**WORK REQUIRED:** Where a line contains the word "trash", copy that line from the records below.

[[ DATA SHOWN, beginning ]]

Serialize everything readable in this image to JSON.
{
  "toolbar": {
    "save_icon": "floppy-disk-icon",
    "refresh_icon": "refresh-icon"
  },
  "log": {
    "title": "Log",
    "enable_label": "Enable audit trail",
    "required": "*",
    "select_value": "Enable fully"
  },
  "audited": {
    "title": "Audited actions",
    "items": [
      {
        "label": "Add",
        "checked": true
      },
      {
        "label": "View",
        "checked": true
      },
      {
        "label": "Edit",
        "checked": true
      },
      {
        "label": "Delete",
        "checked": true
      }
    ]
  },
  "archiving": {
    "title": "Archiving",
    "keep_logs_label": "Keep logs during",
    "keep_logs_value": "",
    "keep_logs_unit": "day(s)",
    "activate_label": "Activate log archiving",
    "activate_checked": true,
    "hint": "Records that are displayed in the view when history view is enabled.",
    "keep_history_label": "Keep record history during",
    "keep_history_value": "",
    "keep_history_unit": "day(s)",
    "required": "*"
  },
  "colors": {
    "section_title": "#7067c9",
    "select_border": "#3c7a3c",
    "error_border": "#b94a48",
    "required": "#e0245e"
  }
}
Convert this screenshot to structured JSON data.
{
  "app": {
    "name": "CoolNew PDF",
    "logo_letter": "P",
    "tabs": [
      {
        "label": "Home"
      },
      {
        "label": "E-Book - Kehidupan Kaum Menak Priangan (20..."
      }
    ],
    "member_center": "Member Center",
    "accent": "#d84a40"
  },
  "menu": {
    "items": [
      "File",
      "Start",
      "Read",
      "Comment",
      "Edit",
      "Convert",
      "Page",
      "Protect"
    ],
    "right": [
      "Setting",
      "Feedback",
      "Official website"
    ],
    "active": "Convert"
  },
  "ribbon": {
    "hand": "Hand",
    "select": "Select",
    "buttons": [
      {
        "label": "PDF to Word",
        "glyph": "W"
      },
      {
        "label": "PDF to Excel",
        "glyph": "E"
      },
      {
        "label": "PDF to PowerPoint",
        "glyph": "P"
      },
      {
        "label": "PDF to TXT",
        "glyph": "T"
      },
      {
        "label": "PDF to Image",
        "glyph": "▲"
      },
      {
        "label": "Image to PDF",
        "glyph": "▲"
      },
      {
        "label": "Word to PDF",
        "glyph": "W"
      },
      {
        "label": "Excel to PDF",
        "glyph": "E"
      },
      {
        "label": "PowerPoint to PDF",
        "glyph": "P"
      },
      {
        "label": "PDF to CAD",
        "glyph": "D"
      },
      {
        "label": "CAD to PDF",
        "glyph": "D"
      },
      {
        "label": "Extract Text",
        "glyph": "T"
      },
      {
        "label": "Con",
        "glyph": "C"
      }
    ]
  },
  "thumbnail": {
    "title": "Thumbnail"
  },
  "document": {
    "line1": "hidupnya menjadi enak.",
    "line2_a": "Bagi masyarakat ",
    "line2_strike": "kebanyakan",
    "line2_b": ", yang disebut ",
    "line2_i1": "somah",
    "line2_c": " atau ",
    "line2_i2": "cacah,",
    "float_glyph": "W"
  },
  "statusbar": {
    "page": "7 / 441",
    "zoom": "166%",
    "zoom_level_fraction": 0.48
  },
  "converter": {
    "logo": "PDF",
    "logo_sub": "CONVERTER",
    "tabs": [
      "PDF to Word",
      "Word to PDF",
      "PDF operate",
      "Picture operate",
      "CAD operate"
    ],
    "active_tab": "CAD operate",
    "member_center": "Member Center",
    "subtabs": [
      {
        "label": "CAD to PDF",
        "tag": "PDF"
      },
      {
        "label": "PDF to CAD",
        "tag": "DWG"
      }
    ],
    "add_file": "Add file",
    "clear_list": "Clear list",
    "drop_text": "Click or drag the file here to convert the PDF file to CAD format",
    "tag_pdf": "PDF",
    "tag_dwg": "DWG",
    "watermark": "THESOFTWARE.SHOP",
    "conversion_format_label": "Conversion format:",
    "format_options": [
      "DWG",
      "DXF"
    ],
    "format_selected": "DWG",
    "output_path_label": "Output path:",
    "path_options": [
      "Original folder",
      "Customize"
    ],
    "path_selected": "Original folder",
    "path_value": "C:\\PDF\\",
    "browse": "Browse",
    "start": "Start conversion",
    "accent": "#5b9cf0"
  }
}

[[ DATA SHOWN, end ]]
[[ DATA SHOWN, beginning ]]

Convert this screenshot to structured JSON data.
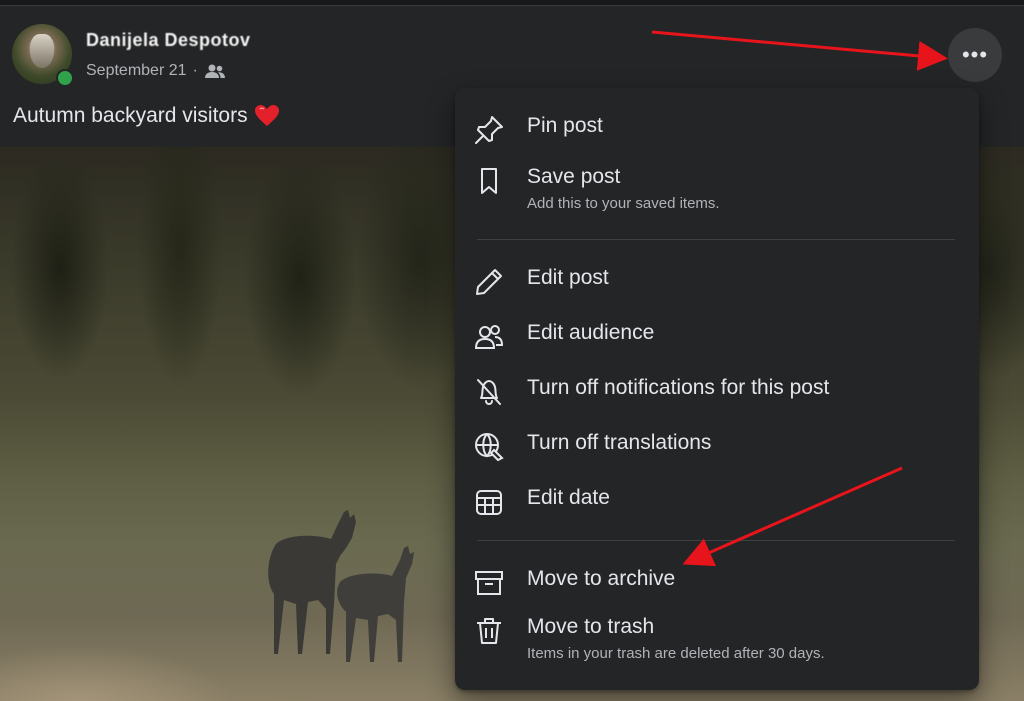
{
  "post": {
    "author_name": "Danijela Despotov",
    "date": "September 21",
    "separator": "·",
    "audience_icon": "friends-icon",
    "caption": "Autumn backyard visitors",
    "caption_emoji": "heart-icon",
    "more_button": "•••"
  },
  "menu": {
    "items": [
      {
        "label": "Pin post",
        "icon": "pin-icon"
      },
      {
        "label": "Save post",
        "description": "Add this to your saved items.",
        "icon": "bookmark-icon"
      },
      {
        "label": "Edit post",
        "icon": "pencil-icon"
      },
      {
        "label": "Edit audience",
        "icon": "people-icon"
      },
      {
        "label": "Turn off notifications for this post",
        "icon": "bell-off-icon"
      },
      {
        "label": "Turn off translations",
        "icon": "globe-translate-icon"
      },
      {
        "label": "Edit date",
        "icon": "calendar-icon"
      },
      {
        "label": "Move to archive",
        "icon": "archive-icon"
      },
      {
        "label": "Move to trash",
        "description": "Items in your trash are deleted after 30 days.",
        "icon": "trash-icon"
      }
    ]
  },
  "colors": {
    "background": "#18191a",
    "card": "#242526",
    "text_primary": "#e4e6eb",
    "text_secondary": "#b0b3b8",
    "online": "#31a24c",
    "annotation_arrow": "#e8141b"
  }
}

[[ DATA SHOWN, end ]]

**YOUR SOLUTION:**
        "label": "Move to trash",
        "description": "Items in your trash are deleted after 30 days.",
        "icon": "trash-icon"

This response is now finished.